## Task prompt
Print each line once more, unchanged, from the line holding "Serialize everything readable" to the end of the listing below.

## Source data

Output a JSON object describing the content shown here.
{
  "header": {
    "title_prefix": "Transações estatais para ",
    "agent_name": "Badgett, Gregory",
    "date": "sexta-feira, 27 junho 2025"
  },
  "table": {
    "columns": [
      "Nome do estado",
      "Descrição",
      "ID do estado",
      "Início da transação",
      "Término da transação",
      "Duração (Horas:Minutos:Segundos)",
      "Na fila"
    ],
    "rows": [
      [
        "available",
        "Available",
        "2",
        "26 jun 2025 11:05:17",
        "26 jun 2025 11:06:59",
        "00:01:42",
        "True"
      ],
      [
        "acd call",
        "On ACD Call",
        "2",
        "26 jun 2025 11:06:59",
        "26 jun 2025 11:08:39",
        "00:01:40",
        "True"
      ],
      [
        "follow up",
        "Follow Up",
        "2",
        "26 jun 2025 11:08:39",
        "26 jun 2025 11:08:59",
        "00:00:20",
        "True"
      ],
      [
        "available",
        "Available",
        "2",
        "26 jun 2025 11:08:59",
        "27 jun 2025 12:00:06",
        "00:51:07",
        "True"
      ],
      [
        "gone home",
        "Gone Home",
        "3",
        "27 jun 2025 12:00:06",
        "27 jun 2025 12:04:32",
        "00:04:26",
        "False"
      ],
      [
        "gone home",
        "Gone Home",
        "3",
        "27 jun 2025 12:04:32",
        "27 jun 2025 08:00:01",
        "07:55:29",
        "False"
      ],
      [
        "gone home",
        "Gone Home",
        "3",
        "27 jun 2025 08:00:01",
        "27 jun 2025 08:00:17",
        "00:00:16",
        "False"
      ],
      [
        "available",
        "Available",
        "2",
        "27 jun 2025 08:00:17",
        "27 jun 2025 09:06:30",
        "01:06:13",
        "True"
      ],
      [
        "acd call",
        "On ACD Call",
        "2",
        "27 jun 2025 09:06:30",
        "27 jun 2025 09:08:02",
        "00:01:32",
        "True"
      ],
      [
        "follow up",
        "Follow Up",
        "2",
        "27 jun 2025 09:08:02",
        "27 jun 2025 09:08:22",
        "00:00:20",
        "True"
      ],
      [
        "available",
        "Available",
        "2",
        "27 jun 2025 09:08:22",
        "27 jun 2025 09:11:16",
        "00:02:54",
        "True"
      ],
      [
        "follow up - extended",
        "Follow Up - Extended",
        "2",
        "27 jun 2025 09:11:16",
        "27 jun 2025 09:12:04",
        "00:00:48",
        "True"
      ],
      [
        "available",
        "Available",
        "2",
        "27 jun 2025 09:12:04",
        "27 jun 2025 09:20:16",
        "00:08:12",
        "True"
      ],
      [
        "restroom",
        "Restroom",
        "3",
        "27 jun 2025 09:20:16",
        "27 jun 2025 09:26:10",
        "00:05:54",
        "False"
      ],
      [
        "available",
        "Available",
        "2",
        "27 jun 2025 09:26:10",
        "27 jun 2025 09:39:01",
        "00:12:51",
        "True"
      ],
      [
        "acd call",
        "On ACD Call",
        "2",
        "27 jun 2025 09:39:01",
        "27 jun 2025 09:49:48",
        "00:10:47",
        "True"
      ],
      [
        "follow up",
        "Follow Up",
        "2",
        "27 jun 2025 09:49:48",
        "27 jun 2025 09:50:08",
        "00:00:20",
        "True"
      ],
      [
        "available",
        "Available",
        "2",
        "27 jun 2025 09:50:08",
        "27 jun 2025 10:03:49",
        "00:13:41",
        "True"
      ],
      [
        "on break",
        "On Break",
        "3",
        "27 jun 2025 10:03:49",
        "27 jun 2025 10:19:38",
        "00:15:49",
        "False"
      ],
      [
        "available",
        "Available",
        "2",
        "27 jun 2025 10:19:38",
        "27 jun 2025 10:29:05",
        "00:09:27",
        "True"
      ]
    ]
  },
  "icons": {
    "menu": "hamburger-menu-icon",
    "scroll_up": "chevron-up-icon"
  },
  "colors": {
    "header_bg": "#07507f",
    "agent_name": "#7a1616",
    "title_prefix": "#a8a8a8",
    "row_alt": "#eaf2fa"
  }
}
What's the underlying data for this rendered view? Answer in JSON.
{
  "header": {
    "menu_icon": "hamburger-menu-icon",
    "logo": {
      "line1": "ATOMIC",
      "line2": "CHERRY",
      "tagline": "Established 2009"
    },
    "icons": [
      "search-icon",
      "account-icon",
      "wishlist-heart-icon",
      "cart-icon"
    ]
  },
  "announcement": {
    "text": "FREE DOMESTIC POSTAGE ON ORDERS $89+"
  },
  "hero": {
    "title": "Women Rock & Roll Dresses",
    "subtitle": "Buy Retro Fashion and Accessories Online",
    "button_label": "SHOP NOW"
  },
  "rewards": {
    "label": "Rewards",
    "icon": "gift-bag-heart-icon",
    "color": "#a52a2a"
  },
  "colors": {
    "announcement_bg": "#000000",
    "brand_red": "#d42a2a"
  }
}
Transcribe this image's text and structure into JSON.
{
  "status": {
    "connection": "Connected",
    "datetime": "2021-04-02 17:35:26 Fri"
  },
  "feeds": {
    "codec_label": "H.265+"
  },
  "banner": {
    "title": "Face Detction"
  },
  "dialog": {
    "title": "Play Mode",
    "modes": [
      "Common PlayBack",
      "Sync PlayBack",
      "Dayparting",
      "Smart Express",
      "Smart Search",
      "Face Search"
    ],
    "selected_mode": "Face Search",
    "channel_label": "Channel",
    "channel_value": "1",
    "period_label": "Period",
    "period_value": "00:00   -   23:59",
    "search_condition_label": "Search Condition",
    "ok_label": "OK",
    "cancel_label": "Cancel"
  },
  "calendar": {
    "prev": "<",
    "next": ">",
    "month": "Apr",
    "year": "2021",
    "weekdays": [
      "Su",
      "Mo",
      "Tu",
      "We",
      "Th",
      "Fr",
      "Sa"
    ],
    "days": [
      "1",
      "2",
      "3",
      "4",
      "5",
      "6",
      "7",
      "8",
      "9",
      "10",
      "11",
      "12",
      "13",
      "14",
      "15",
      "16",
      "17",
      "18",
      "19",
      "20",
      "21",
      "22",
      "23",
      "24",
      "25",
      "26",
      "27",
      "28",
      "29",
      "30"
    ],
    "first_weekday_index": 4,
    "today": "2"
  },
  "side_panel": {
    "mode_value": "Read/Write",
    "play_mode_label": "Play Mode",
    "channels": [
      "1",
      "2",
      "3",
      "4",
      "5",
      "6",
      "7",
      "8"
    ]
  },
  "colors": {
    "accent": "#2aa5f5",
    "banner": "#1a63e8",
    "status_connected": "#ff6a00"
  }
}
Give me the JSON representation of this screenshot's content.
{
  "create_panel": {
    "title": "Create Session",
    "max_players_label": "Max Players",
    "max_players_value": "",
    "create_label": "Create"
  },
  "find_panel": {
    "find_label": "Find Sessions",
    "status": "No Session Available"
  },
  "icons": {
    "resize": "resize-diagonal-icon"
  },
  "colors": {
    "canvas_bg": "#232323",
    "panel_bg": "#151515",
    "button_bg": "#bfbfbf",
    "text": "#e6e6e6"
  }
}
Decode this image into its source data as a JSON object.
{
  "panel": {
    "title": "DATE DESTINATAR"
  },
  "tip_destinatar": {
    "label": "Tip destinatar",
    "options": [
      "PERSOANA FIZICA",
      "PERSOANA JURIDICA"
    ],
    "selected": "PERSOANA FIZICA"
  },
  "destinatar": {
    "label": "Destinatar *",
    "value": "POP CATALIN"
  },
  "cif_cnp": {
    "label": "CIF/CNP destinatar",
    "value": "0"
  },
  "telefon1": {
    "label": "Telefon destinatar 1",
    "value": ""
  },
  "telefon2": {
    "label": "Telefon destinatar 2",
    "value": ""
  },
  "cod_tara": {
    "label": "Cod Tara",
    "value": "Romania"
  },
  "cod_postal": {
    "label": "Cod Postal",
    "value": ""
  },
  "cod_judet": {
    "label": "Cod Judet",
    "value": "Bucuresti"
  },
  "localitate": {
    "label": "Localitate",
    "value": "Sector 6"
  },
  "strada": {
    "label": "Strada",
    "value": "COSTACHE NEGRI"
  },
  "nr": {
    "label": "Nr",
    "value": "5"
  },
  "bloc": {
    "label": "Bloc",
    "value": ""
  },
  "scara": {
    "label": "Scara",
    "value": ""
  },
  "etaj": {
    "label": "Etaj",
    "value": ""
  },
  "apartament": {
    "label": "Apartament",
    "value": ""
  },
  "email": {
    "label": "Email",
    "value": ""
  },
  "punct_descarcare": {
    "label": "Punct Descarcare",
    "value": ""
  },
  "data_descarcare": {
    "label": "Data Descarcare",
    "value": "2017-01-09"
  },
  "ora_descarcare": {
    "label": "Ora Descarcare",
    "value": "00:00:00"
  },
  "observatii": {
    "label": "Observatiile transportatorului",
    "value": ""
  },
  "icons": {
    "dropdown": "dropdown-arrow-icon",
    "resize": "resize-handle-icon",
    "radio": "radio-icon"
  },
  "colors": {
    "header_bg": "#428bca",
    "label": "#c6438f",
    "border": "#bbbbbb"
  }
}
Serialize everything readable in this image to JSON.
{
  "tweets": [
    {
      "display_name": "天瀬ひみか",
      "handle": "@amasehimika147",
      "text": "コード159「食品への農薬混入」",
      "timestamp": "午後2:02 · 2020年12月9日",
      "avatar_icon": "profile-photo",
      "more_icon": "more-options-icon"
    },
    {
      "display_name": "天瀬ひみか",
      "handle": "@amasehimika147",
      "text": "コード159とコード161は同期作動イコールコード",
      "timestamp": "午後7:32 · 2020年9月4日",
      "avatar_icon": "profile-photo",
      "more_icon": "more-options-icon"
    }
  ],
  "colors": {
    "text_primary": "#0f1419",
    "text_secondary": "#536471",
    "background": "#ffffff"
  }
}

## Written answer
Serialize everything readable in this image to JSON.
{
  "tweets": [
    {
      "display_name": "天瀬ひみか",
      "handle": "@amasehimika147",
      "text": "コード159「食品への農薬混入」",
      "timestamp": "午後2:02 · 2020年12月9日",
      "avatar_icon": "profile-photo",
      "more_icon": "more-options-icon"
    },
    {
      "display_name": "天瀬ひみか",
      "handle": "@amasehimika147",
      "text": "コード159とコード161は同期作動イコールコード",
      "timestamp": "午後7:32 · 2020年9月4日",
      "avatar_icon": "profile-photo",
      "more_icon": "more-options-icon"
    }
  ],
  "colors": {
    "text_primary": "#0f1419",
    "text_secondary": "#536471",
    "background": "#ffffff"
  }
}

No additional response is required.